There’s a horrible logic to it. With stay-at-home orders in place across the country the number of minors who find themselves trapped at home with their abusers is up. The situation has resulted in a substantial increase in the number of calls from people under 18 to the National Sexual Assault Hotline:
By the end of March, with much of the country under lockdown, there was a 22% increase in monthly calls from people younger than 18, and half of all incoming contacts were from minors. That’s a first in RAINN’s history, Camille Cooper, the organization’s vice president of public policy, tells NPR.
Of those young people who contacted the hotline in March, 67% identified their perpetrator as a family member and 79% said they were currently living with that perpetrator. In 1 out of 5 cases where the minor was living with their abuser, RAINN assisted the minor in immediately contacting police.
“As a result of looking at the information that we had from those sessions, it was clear that the abuse was escalating in both frequency and severity,” Cooper says. “So a lot of the kids that were coming to the hotline were feeling pretty vulnerable and traumatized. And it was a direct result of COVID-19, because they were quarantined with their abuser. The abuser was now abusing them on a daily basis.”
The figures in the report all come from March. Since the first shutdowns in the country didn’t happen until after the middle of March, all of this increase must have happened in a relatively short period of time, maybe the last ten days of the month. It makes me wonder what the numbers will look like in April. The abuse reporting system is still operating during the crisis, meaning that if someone calls the police for help they can still be removed from a home by social services despite the lockdown.
This isn’t the only type of abuse that is reportedly surging during the pandemic. The BBC reported last week that calls to a revenge porn hotline in the UK also started surging in March. The connection in this case is less obvious, but the story suggests that the combination of more stress and more free time has led to more bad behavior:
Traffic to the helpline’s website nearly doubled in the week beginning Monday 23 March and more cases were opened in the following four weeks than in any previous four-week period…
When the messages lit up her phone Ava, 21, immediately started to panic.
One read, “Can’t even get the same satisfaction from leaking your nudes now you’re an actual hoe [whore].”
Surely he was bluffing, she remembers thinking.
“I don’t care what happens to me as long as I ruin your life,” another message read.
It quickly became clear that her ex was enraged by the fact that she was isolating with her new boyfriend…
The rate of domestic violence cases has been dropping across the country. The Marshall Project looked closely at reports in three U.S. cities and found that the rate has dropped but not as much as the drop in other types of crime. In fact, the number of 911 calls are up even though the number of cases is down.
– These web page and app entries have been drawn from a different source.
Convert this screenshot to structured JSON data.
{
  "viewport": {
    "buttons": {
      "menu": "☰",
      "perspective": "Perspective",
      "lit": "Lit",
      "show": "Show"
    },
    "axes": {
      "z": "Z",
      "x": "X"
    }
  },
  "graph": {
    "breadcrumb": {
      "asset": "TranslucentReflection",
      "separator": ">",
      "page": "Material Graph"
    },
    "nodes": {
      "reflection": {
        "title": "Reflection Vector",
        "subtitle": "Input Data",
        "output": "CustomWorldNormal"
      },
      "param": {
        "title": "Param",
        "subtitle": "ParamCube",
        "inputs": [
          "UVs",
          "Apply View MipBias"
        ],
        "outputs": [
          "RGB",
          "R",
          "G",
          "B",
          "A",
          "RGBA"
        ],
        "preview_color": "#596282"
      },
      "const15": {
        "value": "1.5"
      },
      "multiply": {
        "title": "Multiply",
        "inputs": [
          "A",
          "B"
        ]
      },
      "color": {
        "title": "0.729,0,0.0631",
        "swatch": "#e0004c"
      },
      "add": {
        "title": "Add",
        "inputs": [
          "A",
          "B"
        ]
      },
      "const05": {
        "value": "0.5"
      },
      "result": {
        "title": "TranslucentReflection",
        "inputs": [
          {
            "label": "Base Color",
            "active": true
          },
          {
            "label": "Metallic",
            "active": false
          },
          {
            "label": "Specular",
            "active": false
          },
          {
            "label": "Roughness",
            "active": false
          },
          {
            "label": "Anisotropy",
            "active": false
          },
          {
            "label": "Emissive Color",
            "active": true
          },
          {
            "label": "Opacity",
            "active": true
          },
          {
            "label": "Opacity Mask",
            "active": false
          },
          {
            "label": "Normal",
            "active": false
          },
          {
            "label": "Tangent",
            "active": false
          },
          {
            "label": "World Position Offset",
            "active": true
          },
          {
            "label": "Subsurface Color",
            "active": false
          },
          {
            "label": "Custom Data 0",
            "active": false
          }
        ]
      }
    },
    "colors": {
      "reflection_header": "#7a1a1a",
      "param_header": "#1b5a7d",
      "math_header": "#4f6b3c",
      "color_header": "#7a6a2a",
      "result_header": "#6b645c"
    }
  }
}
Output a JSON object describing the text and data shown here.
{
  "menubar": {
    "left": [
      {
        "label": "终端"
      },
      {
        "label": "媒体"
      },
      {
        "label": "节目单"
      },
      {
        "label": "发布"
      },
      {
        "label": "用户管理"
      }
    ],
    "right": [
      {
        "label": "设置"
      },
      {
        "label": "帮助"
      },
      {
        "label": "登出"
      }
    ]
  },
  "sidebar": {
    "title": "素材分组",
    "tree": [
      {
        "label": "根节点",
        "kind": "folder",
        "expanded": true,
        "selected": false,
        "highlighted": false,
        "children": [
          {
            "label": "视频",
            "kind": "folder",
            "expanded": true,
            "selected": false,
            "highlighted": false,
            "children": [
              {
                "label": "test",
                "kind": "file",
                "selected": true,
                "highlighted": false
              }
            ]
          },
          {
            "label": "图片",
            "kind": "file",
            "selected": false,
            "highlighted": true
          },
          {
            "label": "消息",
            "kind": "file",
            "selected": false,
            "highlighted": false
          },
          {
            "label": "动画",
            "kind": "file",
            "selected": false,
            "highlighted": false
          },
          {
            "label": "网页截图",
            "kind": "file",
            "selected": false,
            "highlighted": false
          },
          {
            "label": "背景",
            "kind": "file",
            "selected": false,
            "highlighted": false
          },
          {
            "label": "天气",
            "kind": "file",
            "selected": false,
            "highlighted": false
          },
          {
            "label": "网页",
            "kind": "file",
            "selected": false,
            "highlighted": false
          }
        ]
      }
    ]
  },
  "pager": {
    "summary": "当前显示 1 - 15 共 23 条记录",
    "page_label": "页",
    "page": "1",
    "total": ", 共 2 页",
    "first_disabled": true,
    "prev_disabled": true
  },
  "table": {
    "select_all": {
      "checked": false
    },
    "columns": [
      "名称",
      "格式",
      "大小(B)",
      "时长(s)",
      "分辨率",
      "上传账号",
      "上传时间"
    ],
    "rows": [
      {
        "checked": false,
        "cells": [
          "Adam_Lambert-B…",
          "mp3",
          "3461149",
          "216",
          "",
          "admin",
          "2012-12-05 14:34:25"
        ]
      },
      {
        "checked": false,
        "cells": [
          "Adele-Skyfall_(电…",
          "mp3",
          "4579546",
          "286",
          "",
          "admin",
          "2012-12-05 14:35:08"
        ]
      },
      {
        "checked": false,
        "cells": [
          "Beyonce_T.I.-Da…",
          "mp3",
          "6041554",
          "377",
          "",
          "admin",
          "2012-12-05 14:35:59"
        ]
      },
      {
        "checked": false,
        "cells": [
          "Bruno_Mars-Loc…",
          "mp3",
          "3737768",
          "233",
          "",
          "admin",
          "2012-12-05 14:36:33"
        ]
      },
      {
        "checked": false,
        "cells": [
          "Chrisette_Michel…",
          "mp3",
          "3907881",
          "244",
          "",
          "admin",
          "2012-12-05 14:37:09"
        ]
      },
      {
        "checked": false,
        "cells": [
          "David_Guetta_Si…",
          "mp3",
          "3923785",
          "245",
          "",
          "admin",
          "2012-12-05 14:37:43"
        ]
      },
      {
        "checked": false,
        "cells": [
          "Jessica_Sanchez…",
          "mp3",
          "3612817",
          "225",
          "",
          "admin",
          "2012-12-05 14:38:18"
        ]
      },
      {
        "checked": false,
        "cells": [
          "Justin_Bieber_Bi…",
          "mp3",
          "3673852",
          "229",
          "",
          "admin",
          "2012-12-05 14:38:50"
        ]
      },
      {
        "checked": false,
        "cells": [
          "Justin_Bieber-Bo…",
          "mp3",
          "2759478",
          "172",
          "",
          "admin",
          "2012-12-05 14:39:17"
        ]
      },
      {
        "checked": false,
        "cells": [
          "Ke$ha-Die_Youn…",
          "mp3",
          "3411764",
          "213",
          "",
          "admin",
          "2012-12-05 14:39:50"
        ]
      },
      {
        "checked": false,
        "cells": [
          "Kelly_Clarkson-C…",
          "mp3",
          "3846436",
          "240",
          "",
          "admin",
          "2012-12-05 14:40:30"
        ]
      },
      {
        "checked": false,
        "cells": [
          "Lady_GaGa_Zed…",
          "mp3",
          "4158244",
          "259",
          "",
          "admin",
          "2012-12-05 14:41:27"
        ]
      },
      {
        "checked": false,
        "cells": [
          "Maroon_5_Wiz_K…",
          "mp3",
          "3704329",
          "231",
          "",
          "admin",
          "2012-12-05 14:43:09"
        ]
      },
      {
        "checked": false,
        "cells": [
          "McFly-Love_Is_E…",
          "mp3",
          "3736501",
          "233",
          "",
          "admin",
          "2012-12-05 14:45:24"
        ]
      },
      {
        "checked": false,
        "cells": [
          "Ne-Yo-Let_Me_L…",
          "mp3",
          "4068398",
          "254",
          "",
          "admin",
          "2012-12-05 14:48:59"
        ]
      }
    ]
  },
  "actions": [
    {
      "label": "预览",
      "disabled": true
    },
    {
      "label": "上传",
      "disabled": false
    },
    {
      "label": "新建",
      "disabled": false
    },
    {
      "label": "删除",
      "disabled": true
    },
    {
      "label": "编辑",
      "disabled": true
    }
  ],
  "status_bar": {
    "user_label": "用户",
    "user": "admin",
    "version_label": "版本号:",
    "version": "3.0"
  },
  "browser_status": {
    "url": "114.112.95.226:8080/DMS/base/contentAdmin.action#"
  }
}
When The Marshall Project examined three American cities, we were able to drill deeper into the data and sketch a fuller picture. Based on police reports in these cities—Chicago, Austin, and Chandler, Arizona—domestic violence appears to be dropping, as have reports of all crimes. (A similar trend has been observed in New York City.) But domestic violence numbers are falling less than crime overall, and in some cases the kinds of abuse reported is more violent. That may be because it’s harder for victims to get help during the pandemic…
Survivors always have a cost-benefit analysis in their minds, police and victim advocates say. Sometimes tolerating abuse is safer when the alternative is moving into a shelter where victims and their children may be exposed to the coronavirus, or when the abuser is the primary breadwinner as tens of millions lose their jobs. When victims do call police, a single report can belie many violent incidents that went unreported amid a pattern of abuse, says Margaret Bassett, training director at the Institute on Domestic Violence and Sexual Assault at the University of Texas at Austin…
One way to peek at the gap of underreporting is by comparing 911 calls with police incident reports. Since the outbreak of COVID-19 in early March, the Chicago Police Department has been seeing more and more domestic violence-related service calls—as many as 13-percent more than last year at this time—even as domestic violence police reports decline, according to Aileen Robinson, the police’s domestic violence operation coordinator there (the department does not make 911 data available online). This means fewer victims are following through with filing complaints after they or their neighbors called the police.
So police, at least in Chicago, are getting a higher number of calls for domestic violence but fewer people following through with reports. While it’s hard to know why, it does make a certain sense that in the midst of a crisis the risk of disrupting the relationship and the living situation is greater.
I hope no one reading this is living through a situation like the ones described above, but if you are the National Sexual Assault Hotline is 800.656.HOPE (4673). The National Domestic Violence Hotline is 1-800-799-SAFE (7233).